My mind raced. Was there anything in the mythology that warned against accepting gifts? I couldn’t recall. “Yes,” I hazarded, in a small voice. “Yes, please.” It seemed unwise to refuse the creature.
hO ho Ho.
A massive, red-jacketed arm reached into the burlap sack. My eyes widened in horror as I realized the sack was moving. Kicking. Like there was something alive inside of it. Muffled screams followed, and the great arm pulled back, clutching a man by his long, blonde hair. The man thrashed and whimpered. Tears soaked his pale face.
Our eyes connected, mine and the man’s, and something ran through me. It was a feeling I’d never experienced before, a mixture of dark excitement and absolute loathing.
“You,” I said slowly.
The light from the sack was dim, but to the man, it was all he had known. It took a moment for his eyes to adjust to the heavy darkness of the cabin, and as they did, he peered toward me, eyelids pinched together to discern the voice speaking to him.
“Who’s there?” he whimpered.
I gazed forward in stunned silence. Was this real? There was no way. He dangled in the Sleigh Father’s grasp like the finest Christmas present I’d ever seen.

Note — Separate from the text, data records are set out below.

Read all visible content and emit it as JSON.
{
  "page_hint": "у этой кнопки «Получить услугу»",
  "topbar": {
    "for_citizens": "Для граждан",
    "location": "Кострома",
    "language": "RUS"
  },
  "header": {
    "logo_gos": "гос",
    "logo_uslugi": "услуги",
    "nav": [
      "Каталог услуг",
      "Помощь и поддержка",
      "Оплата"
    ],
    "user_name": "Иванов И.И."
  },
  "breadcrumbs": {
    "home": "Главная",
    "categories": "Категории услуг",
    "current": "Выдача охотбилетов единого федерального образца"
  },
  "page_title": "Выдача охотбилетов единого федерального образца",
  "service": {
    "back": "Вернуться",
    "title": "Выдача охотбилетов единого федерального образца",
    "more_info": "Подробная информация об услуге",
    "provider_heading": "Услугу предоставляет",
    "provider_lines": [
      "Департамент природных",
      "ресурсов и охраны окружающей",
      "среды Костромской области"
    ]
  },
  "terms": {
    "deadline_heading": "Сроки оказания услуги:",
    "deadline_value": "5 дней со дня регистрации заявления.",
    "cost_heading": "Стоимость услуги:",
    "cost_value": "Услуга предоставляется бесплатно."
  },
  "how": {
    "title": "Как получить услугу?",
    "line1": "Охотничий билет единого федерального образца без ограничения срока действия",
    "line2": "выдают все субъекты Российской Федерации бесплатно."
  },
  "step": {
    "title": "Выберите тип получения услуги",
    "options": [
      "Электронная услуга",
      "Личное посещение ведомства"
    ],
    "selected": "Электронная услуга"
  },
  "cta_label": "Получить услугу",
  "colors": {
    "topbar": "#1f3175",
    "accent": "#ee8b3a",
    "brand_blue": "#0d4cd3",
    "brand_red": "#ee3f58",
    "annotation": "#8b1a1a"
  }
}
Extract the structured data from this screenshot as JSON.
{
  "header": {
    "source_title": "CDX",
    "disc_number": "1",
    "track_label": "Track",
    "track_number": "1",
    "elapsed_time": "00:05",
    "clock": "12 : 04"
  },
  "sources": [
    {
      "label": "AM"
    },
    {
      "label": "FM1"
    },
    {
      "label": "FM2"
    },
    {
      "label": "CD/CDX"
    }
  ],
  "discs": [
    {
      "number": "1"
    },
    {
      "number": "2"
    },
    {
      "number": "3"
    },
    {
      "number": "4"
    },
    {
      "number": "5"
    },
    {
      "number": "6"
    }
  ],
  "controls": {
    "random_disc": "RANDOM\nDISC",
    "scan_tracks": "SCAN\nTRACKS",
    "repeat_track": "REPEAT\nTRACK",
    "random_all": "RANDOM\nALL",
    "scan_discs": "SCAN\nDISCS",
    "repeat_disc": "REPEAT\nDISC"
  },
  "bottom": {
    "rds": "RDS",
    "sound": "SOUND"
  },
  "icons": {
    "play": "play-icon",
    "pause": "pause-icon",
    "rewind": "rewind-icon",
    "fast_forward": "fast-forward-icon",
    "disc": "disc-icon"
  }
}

“Hello?” his voice called. “Please, I have resources — more than you could imagine! I’m a powerful man in government! Just get me the hell out of here, and I’ll give you whatever you want.” His voice turned weak, broken. “Please… please get me out of here. I have a family.”
I opened my mouth, but if words were there, I didn’t speak them. No. It seemed wasteful, at this moment, to reply so thoughtlessly. This moment necessitated careful words and a measured tone. It required my best.

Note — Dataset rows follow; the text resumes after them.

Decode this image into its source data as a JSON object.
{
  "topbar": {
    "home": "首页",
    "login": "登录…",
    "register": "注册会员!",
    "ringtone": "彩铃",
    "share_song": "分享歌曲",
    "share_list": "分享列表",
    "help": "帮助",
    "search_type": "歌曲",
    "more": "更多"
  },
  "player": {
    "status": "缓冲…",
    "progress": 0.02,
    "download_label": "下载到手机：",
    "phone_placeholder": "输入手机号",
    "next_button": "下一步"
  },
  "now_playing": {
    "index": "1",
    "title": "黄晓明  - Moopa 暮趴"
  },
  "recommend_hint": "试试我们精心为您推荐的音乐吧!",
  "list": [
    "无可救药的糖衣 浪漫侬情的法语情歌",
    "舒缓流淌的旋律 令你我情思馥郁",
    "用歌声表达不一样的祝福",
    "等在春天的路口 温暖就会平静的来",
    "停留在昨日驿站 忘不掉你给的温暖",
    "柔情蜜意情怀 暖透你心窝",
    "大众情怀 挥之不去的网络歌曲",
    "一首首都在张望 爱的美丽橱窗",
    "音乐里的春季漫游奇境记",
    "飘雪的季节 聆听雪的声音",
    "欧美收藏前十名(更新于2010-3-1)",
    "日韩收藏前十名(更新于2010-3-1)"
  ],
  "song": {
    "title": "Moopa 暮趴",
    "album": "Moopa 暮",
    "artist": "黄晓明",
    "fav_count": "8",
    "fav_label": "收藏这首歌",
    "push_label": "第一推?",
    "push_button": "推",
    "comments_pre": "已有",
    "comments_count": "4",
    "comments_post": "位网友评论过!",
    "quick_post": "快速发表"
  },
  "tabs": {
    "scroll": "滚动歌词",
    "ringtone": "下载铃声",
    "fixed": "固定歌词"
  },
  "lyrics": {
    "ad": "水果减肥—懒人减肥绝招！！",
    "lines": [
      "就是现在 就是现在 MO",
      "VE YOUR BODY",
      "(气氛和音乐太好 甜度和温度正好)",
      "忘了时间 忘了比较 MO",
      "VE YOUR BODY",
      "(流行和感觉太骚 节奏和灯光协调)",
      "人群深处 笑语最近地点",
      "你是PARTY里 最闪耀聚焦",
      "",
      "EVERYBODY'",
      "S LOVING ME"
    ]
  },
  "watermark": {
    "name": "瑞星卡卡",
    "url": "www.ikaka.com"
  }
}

“NauGhtY,” the Sleigh Father hummed. “So, sO NaUgHty.”
I found myself nodding along. Yes, the man was naughty. The worst. He was an abomination, fit for disposal. He’d doubted me — made a mockery of me, and torn apart the life I’d so carefully built.
“Donovan,” I said, doing my best to keep my voice level. “Donovan Reid, isn’t it?”
The light was faint. So faint. In spite of it though, I could see Mr. Reid had finally realized who I was, whether because his eyes had adjusted or he recognized my voice. Perhaps a combination of the two. His expression fell.
“That voice…You used to work for me,” he choked out. “Didn’t you?”
I gazed at him, something horrible growing inside of me. It ate up all of my fear, my regret, my rage and it left only hunger in their wake—a desperate desire for retribution.